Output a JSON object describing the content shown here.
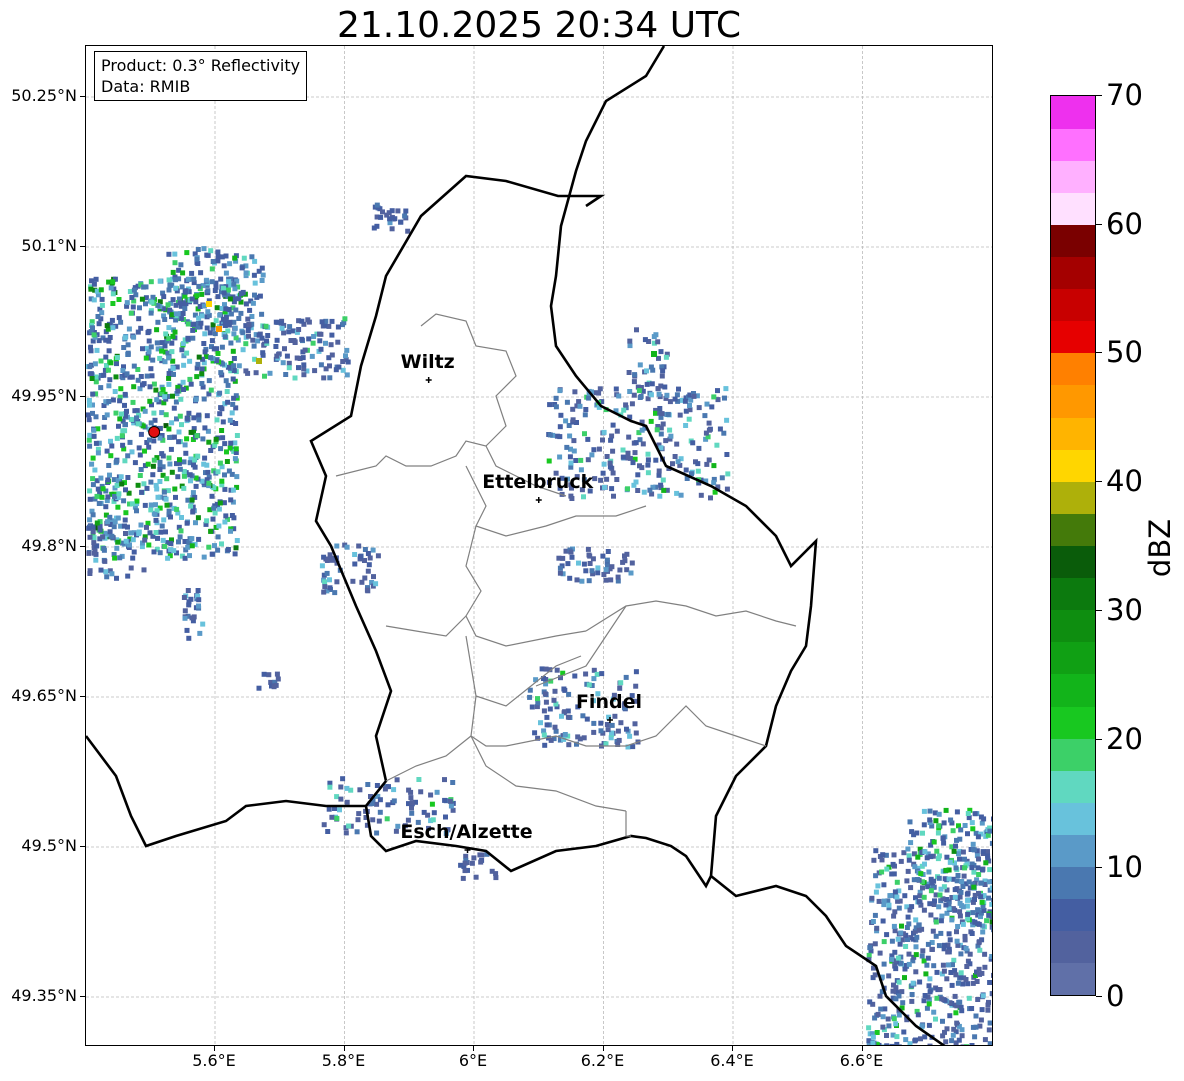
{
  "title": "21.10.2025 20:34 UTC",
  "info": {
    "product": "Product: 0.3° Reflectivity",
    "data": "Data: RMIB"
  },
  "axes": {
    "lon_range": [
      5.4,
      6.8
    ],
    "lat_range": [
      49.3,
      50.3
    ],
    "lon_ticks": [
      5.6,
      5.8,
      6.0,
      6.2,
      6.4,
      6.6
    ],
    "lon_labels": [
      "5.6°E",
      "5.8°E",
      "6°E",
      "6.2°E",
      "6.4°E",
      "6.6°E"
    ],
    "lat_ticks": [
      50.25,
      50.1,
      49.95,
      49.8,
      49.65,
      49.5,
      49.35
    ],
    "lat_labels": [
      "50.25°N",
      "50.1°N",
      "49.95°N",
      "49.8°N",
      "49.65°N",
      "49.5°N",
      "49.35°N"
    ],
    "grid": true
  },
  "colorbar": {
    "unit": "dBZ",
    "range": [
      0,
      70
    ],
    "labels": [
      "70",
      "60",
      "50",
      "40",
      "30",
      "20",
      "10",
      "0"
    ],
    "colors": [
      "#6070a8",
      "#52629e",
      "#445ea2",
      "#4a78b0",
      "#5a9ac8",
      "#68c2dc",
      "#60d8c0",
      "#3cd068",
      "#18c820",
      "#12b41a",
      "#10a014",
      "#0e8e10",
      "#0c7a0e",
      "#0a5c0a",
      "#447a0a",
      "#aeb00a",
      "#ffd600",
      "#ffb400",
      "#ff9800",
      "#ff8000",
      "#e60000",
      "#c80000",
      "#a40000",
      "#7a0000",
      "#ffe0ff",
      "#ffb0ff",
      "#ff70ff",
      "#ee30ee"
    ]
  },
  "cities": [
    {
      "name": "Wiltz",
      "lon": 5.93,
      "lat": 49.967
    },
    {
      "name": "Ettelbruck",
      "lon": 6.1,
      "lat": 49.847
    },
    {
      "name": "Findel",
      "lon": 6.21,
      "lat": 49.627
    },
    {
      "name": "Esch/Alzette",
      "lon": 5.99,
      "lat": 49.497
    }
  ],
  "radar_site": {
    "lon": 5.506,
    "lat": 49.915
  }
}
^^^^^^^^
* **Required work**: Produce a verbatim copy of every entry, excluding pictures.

* **Solution for this task**:
Output a JSON object describing the content shown here.
{
  "title": "21.10.2025 20:34 UTC",
  "info": {
    "product": "Product: 0.3° Reflectivity",
    "data": "Data: RMIB"
  },
  "axes": {
    "lon_range": [
      5.4,
      6.8
    ],
    "lat_range": [
      49.3,
      50.3
    ],
    "lon_ticks": [
      5.6,
      5.8,
      6.0,
      6.2,
      6.4,
      6.6
    ],
    "lon_labels": [
      "5.6°E",
      "5.8°E",
      "6°E",
      "6.2°E",
      "6.4°E",
      "6.6°E"
    ],
    "lat_ticks": [
      50.25,
      50.1,
      49.95,
      49.8,
      49.65,
      49.5,
      49.35
    ],
    "lat_labels": [
      "50.25°N",
      "50.1°N",
      "49.95°N",
      "49.8°N",
      "49.65°N",
      "49.5°N",
      "49.35°N"
    ],
    "grid": true
  },
  "colorbar": {
    "unit": "dBZ",
    "range": [
      0,
      70
    ],
    "labels": [
      "70",
      "60",
      "50",
      "40",
      "30",
      "20",
      "10",
      "0"
    ],
    "colors": [
      "#6070a8",
      "#52629e",
      "#445ea2",
      "#4a78b0",
      "#5a9ac8",
      "#68c2dc",
      "#60d8c0",
      "#3cd068",
      "#18c820",
      "#12b41a",
      "#10a014",
      "#0e8e10",
      "#0c7a0e",
      "#0a5c0a",
      "#447a0a",
      "#aeb00a",
      "#ffd600",
      "#ffb400",
      "#ff9800",
      "#ff8000",
      "#e60000",
      "#c80000",
      "#a40000",
      "#7a0000",
      "#ffe0ff",
      "#ffb0ff",
      "#ff70ff",
      "#ee30ee"
    ]
  },
  "cities": [
    {
      "name": "Wiltz",
      "lon": 5.93,
      "lat": 49.967
    },
    {
      "name": "Ettelbruck",
      "lon": 6.1,
      "lat": 49.847
    },
    {
      "name": "Findel",
      "lon": 6.21,
      "lat": 49.627
    },
    {
      "name": "Esch/Alzette",
      "lon": 5.99,
      "lat": 49.497
    }
  ],
  "radar_site": {
    "lon": 5.506,
    "lat": 49.915
  }
}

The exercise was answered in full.